This mistake has undoubtedly tripped up others, so don’t let it happen to you.
Mike Berlin, who lives in the East Mountains, says he nearly threw out his Economic Income Payment from the federal government because it looked exactly like a credit card solicitation.
The so-called stimulus payments come in the form of prepaid debit card or paper check. The Internal Revenue Service says about 4 million Americans are getting the debit cards, which arrive in a plain envelope from “Money Network Cardholder Services.”
“It looked very much like a typical credit card solicitation, including getting my name wrong,” Berlin says.
He complained to the state Attorney General’s Office, which has gotten other complaints as well, says spokesman Matt Baca.
On the debit card, the Visa name will appear on the front. The back says the issuing bank is MetaBank, N.A, (national association.), according to the Internal Revenue Service. Included with the card is information explaining that this is your stimulus payment from the government.
Those who get the cards can use them, without fees, to make purchases anywhere Visa is accepted, They also can be used get cash from in-network ATMs and to transfer money to a personal bank account. Card balances can be checked online, by app or by phone, the IRS says.
The agency is also warning about payment-related scams using email, phone calls or texts.
“The IRS will not send unsolicited electronic communications asking people to open attachments, visit a website or share personal or financial information,” the IRS says.
For more information about the cards, go to www.irs.gov/eipfaq.
Here’s a twist on the many scams invoking Public Service Company of New Mexico.
Customers have gotten calls claiming to be from the utility, threatening fines and/or termination of service if they failed to make arrangements to have a new meter installed.
Customers are given a phone number that they must call for meter installation if they want to avoid the consequences.
PNM saw 17 reports of this scam, or similar ones, at the end of May in Santa Fe, Albuquerque, Belen, Bernalillo and Silver City, spokeswoman Shannon Jackson said.
Jackson said of the threats, “It is never part of PNM procedure, in any circumstance, to take that action.”
More unproven coronavirus treatments to be aware of: intravenous vitamin C and D infusions, supposed stem cell therapy and immunity-boosting shots.
The FTC says there is no evidence that these treatments work against the virus and that they violate truth-in-advertising laws.
The agency so far has sent more than 160 warning letters to companies and individuals regarding questionable coronavirus-related marketing.
Contact Ellen Marks at email@example.com or 505-823-3842 if you are aware of what sounds like a scam.
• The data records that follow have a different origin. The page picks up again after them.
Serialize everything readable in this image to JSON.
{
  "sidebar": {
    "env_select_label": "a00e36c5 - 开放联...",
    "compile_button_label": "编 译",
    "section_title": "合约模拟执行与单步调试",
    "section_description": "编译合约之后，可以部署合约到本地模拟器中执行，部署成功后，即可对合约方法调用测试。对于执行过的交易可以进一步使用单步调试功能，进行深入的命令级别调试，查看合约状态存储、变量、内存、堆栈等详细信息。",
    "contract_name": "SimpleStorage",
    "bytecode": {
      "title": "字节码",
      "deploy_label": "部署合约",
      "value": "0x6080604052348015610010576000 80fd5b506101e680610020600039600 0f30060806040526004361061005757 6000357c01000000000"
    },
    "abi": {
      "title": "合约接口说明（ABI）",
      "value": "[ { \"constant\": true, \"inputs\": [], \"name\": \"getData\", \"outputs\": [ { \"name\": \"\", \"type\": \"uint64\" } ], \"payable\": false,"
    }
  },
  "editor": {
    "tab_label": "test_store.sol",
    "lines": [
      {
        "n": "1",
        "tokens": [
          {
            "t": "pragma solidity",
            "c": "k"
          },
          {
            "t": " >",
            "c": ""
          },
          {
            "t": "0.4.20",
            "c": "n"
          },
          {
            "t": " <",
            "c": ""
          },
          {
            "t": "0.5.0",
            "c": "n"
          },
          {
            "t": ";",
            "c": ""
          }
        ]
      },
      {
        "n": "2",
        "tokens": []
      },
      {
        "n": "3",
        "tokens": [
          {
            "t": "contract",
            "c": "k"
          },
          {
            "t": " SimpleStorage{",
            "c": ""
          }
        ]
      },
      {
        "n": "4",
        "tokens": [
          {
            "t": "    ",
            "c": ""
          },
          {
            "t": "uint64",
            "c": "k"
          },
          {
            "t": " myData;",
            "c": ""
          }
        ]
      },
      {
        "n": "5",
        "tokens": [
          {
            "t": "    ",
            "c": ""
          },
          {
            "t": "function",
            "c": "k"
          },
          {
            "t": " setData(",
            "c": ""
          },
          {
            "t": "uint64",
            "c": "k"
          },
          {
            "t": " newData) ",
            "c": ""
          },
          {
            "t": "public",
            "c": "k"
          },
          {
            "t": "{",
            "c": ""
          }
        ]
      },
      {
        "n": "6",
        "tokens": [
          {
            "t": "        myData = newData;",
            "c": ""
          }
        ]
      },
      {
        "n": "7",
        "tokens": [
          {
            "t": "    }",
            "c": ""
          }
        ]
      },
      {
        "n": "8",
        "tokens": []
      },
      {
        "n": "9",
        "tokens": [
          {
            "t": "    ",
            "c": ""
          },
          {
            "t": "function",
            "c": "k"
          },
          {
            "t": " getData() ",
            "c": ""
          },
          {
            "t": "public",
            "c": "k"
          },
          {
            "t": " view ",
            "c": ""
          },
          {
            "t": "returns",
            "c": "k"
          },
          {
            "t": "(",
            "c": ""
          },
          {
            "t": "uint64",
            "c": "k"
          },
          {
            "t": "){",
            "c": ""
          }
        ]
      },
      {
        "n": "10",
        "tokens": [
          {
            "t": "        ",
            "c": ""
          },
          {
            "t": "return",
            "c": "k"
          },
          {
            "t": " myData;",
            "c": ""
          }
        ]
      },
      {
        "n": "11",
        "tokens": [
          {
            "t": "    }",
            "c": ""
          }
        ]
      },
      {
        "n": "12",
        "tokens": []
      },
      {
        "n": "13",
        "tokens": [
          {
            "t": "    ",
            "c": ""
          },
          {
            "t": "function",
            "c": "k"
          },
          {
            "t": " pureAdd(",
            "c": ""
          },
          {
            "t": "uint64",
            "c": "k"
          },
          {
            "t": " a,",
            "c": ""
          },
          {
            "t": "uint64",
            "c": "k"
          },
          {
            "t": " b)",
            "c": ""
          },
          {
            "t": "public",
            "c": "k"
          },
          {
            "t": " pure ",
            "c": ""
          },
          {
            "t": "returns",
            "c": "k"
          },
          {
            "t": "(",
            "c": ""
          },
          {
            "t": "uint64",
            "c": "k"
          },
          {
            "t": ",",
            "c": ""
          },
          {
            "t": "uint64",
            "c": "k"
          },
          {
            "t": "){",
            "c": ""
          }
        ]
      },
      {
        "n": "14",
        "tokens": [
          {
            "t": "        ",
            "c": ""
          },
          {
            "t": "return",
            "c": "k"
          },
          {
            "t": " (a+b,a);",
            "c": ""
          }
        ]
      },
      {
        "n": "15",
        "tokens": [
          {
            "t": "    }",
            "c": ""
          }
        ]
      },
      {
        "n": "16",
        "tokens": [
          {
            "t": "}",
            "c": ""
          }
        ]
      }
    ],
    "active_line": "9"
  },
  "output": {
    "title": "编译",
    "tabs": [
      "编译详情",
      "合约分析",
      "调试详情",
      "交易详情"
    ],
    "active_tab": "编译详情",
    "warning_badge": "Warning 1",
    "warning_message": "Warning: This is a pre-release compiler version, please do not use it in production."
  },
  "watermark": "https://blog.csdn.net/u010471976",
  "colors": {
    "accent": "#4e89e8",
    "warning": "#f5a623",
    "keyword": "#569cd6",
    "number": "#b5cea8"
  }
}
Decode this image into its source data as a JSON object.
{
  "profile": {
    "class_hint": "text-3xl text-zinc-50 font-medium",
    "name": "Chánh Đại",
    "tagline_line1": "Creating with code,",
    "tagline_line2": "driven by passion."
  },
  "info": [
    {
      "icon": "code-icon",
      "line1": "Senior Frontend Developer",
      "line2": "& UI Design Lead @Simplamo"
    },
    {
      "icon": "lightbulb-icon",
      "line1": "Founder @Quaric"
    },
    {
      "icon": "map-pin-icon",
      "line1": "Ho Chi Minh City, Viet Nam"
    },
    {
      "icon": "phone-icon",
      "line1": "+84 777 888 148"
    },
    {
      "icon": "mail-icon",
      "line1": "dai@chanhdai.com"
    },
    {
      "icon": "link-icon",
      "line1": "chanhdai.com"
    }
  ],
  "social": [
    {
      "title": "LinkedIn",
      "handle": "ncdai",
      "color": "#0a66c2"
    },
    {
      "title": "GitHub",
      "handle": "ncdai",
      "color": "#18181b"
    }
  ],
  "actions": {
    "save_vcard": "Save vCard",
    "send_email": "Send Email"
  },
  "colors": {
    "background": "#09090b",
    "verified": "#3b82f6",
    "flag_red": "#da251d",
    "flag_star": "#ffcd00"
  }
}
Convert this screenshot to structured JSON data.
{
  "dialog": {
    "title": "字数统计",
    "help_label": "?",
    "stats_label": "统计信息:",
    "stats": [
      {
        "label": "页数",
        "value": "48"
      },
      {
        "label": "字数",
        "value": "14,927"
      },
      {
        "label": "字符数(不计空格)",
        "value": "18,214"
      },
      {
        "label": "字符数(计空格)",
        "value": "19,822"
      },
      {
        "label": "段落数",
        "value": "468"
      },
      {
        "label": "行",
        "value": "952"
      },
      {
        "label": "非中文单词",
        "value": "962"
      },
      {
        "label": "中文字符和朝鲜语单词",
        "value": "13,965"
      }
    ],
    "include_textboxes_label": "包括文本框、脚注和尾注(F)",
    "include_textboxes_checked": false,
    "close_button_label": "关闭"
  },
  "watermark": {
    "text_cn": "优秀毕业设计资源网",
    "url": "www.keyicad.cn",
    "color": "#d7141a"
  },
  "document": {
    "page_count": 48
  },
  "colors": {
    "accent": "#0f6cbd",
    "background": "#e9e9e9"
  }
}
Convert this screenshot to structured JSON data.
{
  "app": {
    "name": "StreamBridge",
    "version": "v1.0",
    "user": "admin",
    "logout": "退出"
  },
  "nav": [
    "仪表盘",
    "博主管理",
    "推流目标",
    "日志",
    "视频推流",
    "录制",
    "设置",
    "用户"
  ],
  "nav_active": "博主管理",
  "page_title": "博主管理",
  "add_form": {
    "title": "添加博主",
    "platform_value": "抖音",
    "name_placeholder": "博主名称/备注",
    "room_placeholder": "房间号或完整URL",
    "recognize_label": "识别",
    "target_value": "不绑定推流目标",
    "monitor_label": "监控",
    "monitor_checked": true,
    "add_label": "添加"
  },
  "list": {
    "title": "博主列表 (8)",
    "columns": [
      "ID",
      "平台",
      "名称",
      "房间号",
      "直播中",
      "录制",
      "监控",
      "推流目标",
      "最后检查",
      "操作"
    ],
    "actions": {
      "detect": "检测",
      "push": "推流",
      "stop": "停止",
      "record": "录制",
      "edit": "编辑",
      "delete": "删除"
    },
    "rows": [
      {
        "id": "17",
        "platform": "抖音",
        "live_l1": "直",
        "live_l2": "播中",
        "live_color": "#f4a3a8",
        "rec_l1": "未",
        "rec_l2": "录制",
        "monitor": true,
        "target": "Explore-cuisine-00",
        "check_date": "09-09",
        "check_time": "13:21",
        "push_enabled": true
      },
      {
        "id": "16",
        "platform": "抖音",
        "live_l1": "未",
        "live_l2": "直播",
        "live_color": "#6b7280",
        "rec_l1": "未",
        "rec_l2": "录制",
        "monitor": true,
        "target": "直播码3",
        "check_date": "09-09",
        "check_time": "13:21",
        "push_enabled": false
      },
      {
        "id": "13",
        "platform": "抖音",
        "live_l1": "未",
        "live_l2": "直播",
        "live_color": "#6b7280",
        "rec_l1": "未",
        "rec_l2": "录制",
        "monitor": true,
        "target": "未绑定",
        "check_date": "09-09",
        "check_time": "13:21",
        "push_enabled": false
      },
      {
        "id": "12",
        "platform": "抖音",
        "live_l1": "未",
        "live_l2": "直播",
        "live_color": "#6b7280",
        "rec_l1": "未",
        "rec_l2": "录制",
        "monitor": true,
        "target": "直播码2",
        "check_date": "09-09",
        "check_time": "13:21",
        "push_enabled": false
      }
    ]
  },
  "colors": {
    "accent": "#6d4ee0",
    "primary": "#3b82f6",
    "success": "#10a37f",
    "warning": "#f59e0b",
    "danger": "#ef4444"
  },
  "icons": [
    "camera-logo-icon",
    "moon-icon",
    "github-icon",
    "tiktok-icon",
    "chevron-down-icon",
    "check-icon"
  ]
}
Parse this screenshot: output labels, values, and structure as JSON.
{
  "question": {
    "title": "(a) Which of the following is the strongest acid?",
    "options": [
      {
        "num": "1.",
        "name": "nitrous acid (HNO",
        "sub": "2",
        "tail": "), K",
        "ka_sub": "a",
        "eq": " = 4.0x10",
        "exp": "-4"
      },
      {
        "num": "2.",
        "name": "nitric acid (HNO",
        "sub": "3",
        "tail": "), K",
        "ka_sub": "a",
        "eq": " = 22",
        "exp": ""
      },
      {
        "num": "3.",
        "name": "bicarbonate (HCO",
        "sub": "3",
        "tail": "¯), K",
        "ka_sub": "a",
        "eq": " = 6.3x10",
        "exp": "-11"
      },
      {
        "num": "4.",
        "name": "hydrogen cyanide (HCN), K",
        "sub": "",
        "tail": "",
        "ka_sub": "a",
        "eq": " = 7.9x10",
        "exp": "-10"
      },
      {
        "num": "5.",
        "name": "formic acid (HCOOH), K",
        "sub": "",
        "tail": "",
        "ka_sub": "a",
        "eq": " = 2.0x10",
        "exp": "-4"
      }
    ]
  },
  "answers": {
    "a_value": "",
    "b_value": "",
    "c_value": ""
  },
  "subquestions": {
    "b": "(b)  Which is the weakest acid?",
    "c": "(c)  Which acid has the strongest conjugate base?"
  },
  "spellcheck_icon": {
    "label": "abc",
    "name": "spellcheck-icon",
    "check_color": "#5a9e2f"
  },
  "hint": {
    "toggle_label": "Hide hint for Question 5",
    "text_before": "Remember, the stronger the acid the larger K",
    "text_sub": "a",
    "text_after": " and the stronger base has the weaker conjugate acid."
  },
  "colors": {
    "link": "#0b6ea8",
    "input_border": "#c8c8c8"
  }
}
To report a scam to law enforcement, contact the New Mexico Consumer Protection Division toll-free at 1-844-255-9210â€‹.